Finally, we have snow and below freezing temperatures. This mild winter has allowed the team to continue with projects up until Christmas, and now finally we have a chance to breath. 2015 was a busy year, and unfortunately I did not always remember to bring my camera to the job site. And as I look back at blog post, I did not share much of what we accomplished. But now I am in the office, editing the images I will spend the winter posting to catch up.

 

Here is a selection of our container designs from our main container season of May through October. Looking back: Container Designs 2015, Thinking Outside the Boxwood

 

Looking back: Container Designs 2015, Thinking Outside the Boxwood

Looking back: Container Designs 2015, Thinking Outside the Boxwood

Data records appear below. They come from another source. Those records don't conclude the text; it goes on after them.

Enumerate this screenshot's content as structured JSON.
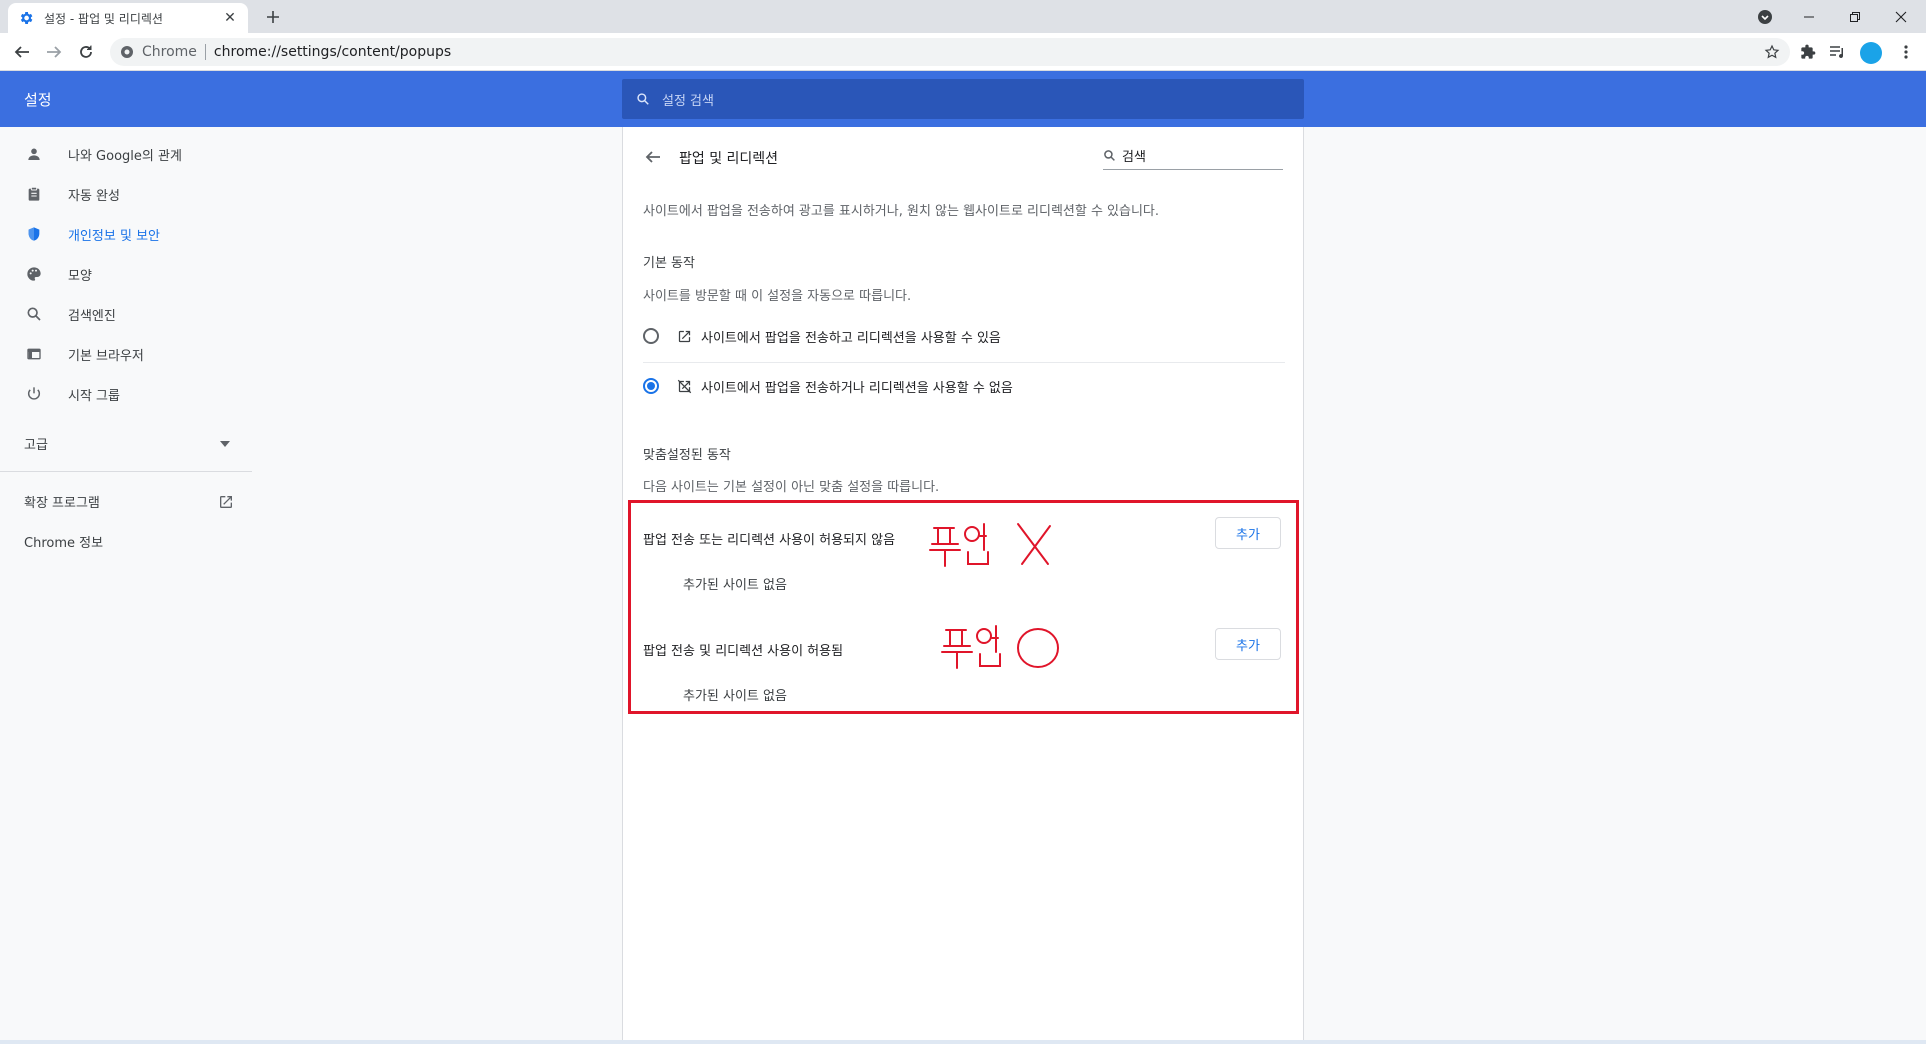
{
  "browser": {
    "tab_title": "설정 - 팝업 및 리디렉션",
    "tab_close": "✕",
    "new_tab": "+",
    "omnibox_origin": "Chrome",
    "omnibox_url": "chrome://settings/content/popups"
  },
  "header": {
    "title": "설정",
    "search_placeholder": "설정 검색"
  },
  "sidebar": {
    "items": [
      {
        "label": "나와 Google의 관계",
        "icon": "person-icon"
      },
      {
        "label": "자동 완성",
        "icon": "clipboard-icon"
      },
      {
        "label": "개인정보 및 보안",
        "icon": "shield-icon"
      },
      {
        "label": "모양",
        "icon": "palette-icon"
      },
      {
        "label": "검색엔진",
        "icon": "search-icon"
      },
      {
        "label": "기본 브라우저",
        "icon": "browser-icon"
      },
      {
        "label": "시작 그룹",
        "icon": "power-icon"
      }
    ],
    "advanced_label": "고급",
    "extensions_label": "확장 프로그램",
    "about_label": "Chrome 정보"
  },
  "main": {
    "page_title": "팝업 및 리디렉션",
    "search_value": "검색",
    "description": "사이트에서 팝업을 전송하여 광고를 표시하거나, 원치 않는 웹사이트로 리디렉션할 수 있습니다.",
    "default_heading": "기본 동작",
    "default_desc": "사이트를 방문할 때 이 설정을 자동으로 따릅니다.",
    "options": [
      {
        "label": "사이트에서 팝업을 전송하고 리디렉션을 사용할 수 있음",
        "selected": false
      },
      {
        "label": "사이트에서 팝업을 전송하거나 리디렉션을 사용할 수 없음",
        "selected": true
      }
    ],
    "custom_heading": "맞춤설정된 동작",
    "custom_desc": "다음 사이트는 기본 설정이 아닌 맞춤 설정을 따릅니다.",
    "blocked_title": "팝업 전송 또는 리디렉션 사용이 허용되지 않음",
    "blocked_empty": "추가된 사이트 없음",
    "allowed_title": "팝업 전송 및 리디렉션 사용이 허용됨",
    "allowed_empty": "추가된 사이트 없음",
    "add_label": "추가"
  },
  "colors": {
    "header_blue": "#3b6fe0",
    "accent": "#1a73e8",
    "annotation_red": "#e0152a"
  }
}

Looking back: Container Designs 2015, Thinking Outside the Boxwood Looking back: Container Designs 2015, Thinking Outside the Boxwood Looking back: Container Designs 2015, Thinking Outside the Boxwood Looking back: Container Designs 2015, Thinking Outside the Boxwood Looking back: Container Designs 2015, Thinking Outside the Boxwood

Looking back: Container Designs 2015, Thinking Outside the Boxwood

Looking back: Container Designs 2015, Thinking Outside the Boxwood Looking back: Container Designs 2015, Thinking Outside the Boxwood Looking back: Container Designs 2015, Thinking Outside the Boxwood Looking back: Container Designs 2015, Thinking Outside the Boxwood

 

Looking back: Container Designs 2015, Thinking Outside the Boxwood

Looking back: Container Designs 2015, Thinking Outside the Boxwood